"""

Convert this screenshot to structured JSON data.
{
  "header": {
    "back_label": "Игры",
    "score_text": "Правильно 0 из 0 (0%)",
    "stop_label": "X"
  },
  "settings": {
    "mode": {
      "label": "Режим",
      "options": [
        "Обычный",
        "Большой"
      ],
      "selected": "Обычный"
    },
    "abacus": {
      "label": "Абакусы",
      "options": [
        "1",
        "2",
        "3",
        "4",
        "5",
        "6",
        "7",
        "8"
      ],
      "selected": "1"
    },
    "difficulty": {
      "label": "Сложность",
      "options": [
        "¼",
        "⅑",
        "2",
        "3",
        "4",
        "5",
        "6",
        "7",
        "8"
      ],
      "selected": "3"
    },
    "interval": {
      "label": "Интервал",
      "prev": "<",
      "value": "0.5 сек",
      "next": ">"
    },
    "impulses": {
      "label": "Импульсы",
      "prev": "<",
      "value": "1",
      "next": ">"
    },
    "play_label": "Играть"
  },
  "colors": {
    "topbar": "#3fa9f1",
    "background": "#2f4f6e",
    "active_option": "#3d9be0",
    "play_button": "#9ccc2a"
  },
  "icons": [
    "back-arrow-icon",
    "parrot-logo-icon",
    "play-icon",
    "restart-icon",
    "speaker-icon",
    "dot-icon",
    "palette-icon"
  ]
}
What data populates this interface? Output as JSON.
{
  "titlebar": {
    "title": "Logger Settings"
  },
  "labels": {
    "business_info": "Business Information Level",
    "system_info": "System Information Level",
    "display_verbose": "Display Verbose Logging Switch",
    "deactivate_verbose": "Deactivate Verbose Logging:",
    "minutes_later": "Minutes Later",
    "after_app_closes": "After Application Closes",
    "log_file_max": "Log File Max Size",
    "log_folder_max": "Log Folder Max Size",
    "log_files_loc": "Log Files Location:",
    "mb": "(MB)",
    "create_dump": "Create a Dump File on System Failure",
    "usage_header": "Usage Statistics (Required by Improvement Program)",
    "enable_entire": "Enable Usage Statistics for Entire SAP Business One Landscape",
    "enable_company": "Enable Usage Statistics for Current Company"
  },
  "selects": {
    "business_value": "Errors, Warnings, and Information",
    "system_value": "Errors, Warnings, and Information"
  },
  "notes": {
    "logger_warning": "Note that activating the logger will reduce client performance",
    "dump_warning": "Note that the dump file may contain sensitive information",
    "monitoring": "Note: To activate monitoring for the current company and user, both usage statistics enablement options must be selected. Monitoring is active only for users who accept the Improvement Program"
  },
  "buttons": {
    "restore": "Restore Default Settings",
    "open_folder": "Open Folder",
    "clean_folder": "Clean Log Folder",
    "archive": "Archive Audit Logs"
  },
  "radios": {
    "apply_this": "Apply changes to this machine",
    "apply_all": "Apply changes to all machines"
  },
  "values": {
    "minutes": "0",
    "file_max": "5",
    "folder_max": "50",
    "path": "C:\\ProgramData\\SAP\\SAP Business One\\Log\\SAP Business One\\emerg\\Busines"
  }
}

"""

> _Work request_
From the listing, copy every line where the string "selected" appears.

> _Exercise response_
      "selected": "Обычный"
      "selected": "1"
      "selected": "3"
    "monitoring": "Note: To activate monitoring for the current company and user, both usage statistics enablement options must be selected. Monitoring is active only for users who accept the Improvement Program"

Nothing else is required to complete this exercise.